Hydrogen is a highly (combustible) flammable gas. Hydrogen is more soluble in organic solvents and less soluble in water. At room temperature, hydrogen is stable and unreactive. However, under different environmental conditions, various metals absorb hydrogen, such as the absorption of hydrogen by steel can cause brittleness in steel . Hydrogen becomes highly reactive at higher temperatures. And lead to the dissociation of its diatomic form into free atom of hydrogen, which is highly reactive and a powerful reducing agent. Free hydrogen radical can react with chlorides and oxides of various metals to form free metals. It can lead to the formation of hydrides of various metals, non-metals such as, H2S, NAH, PH3 and KH. One of the most common compounds produced by elemental hydrogen is hydrogen peroxide (H2O2) with oxygen. The light atomic nature of hydrogen impart various favorable properties to it, including low viscosity, and high thermal conductivity and specific heat as compared to all other gases.
Significance and Uses
- Hydrogen is widely used to produce ammonia.
- The reaction of combination of hydrogen atoms is quite exothermic. And this heat is used in atomic hydrogen welding process.
- Hydrogen is widely used for the catalytic hydrogenation process, which is used in the production of vegetable ghee from vegetable oil (unsaturated fats to saturated fats).
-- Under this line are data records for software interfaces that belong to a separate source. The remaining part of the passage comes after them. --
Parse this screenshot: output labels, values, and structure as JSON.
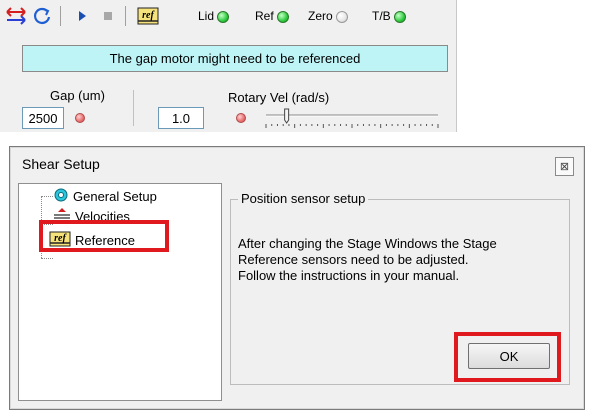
{
  "toolbar": {
    "indicators": [
      {
        "label": "Lid",
        "state": "on"
      },
      {
        "label": "Ref",
        "state": "on"
      },
      {
        "label": "Zero",
        "state": "off"
      },
      {
        "label": "T/B",
        "state": "on"
      }
    ],
    "ref_glyph": "ref",
    "icons": [
      "direction-arrows-icon",
      "refresh-icon",
      "play-icon",
      "stop-icon",
      "reference-icon"
    ]
  },
  "status": {
    "message": "The gap motor might need to be referenced"
  },
  "gap": {
    "label": "Gap (um)",
    "value": "2500"
  },
  "rotary": {
    "label": "Rotary Vel (rad/s)",
    "value": "1.0",
    "slider_fraction": 0.12
  },
  "dialog": {
    "title": "Shear Setup",
    "close_glyph": "⊠",
    "tree": [
      {
        "label": "General Setup",
        "icon": "gear-icon"
      },
      {
        "label": "Velocities",
        "icon": "velocity-icon"
      },
      {
        "label": "Reference",
        "icon": "reference-icon"
      }
    ],
    "group_title": "Position sensor setup",
    "lines": [
      "After changing the Stage Windows the Stage",
      "Reference sensors need to be adjusted.",
      "Follow the instructions in your manual."
    ],
    "ok_label": "OK"
  },
  "colors": {
    "status_bg": "#bff4f7",
    "highlight": "#e0191f",
    "led_on": "#2ecc40"
  }
}
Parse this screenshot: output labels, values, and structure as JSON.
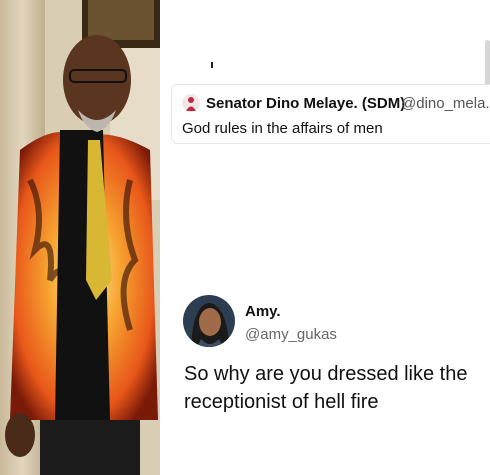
{
  "quoted_tweet": {
    "author_name": "Senator Dino Melaye. (SDM)",
    "author_handle": "@dino_mela.",
    "text": "God rules in the affairs of men"
  },
  "reply": {
    "author_name": "Amy.",
    "author_handle": "@amy_gukas",
    "text": "So why are you dressed like the receptionist of hell fire"
  },
  "colors": {
    "jacket_flame": "#e8571a",
    "tie_gold": "#d8b735"
  }
}
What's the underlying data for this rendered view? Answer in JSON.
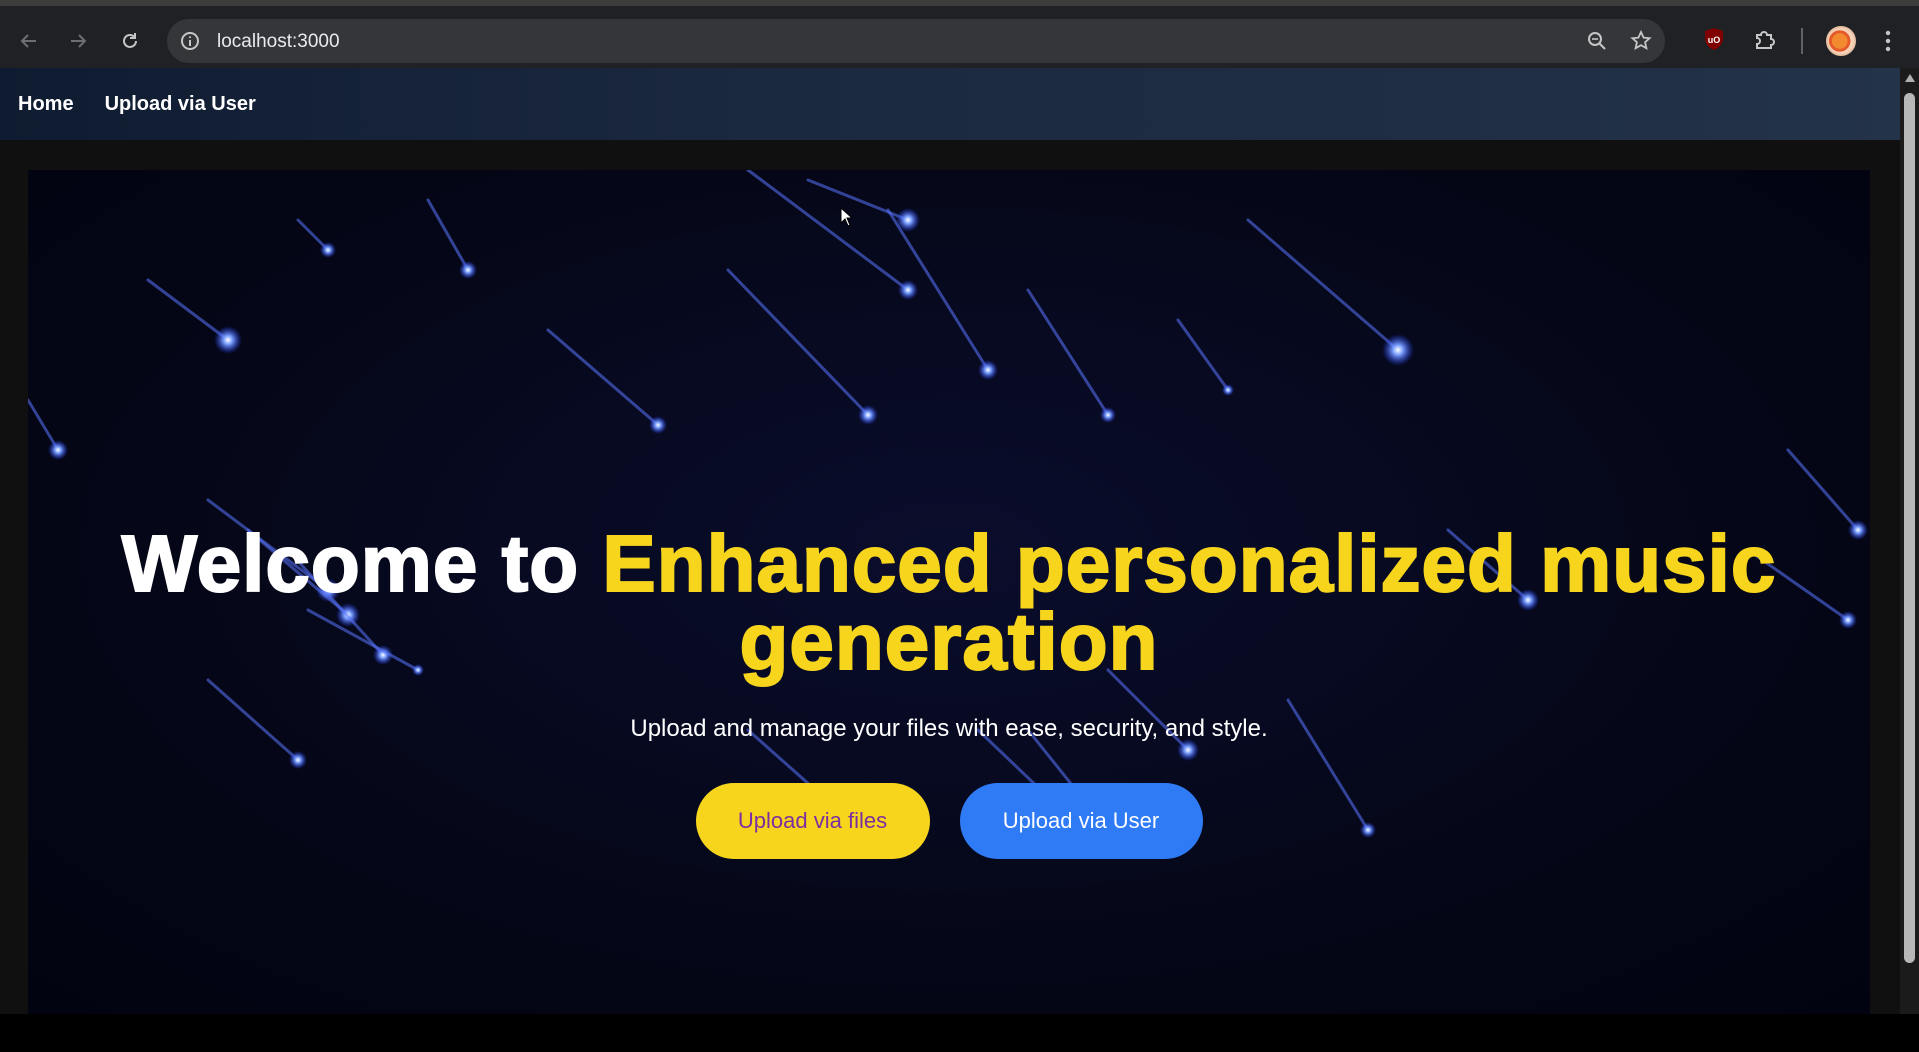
{
  "browser": {
    "url": "localhost:3000",
    "icons": [
      "back-icon",
      "forward-icon",
      "reload-icon",
      "site-info-icon",
      "zoom-icon",
      "bookmark-star-icon",
      "ublock-extension-icon",
      "extensions-puzzle-icon",
      "profile-avatar",
      "browser-menu-icon"
    ],
    "extension_badge": "uO"
  },
  "site_nav": {
    "items": [
      {
        "label": "Home"
      },
      {
        "label": "Upload via User"
      }
    ]
  },
  "hero": {
    "title_plain": "Welcome to ",
    "title_highlight": "Enhanced personalized music generation",
    "subtitle": "Upload and manage your files with ease, security, and style.",
    "buttons": [
      {
        "label": "Upload via files",
        "color": "#f7d51d",
        "text_color": "#7b2fa0"
      },
      {
        "label": "Upload via User",
        "color": "#2f7bf5",
        "text_color": "#ffffff"
      }
    ],
    "highlight_color": "#f7d51d",
    "background": "starry sky with blue shooting meteors"
  }
}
- Hydrogen is becoming popular as green fuel (clean fuel, with no emission of carbon dioxide or other toxic compounds). Various fuel cells are being manufactured for making internal combustion engines for making pollution free buses and cars.
- Hydrogen is used as rocket fuel and as rocket propellent.
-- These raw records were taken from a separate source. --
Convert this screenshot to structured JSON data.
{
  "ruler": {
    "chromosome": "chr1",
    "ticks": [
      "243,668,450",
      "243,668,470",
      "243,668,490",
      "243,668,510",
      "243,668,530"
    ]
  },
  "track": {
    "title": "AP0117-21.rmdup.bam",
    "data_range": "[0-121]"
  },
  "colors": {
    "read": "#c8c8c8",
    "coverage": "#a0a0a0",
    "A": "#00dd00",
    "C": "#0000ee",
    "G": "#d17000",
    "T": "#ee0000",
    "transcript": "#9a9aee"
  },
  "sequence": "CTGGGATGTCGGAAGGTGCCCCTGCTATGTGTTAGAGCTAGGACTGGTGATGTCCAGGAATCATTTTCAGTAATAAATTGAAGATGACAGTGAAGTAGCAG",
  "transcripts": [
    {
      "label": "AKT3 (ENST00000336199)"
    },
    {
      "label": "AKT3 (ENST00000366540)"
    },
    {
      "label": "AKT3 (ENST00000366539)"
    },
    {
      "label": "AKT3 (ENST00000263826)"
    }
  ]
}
- Hydrogen provides protective and stable atmosphere for the production of flat glass sheets in glass industry.
- It is used in electronic industry for the manufacturing of silicon chips (as flushing gas).
- Hydrogen is widely used in power stations as a coolant in generators.
Health Effects of Hydrogen Gas
Hydrogen is toxic to the body and can absorbed by inhalation which can lead to oxygen deficiency in the body. affected individuals lead to hypoxia and show symptoms such as headaches, dizziness, ringing in ears, nausea, vomiting and unconsciousness. If untreated, victim can turn blue and it can be fatal. When hydrogen is exposed to air, it can lead to formation of explosive mixtures. Heating of hydrogen can also cause violent combustion or explosion .
Isotopes of Hydrogen
There are three naturally occurring isotopes of hydrogen, named 1H (protium), 2H (deuterium), and 3H (tritium). Protium is the most abundant hydrogen isotope (99.98%). Tritium is the most stable radioisotope and have a half-life of 12.32 years. All heavier isotopes of hydrogen are synthetic and are extremely unstable. Deuterium has found major applications in nuclear magnetic resonance studies .
. Gagnon, S. “Hydrogen”. Jefferson Lab. Retrieved 5 February 2008.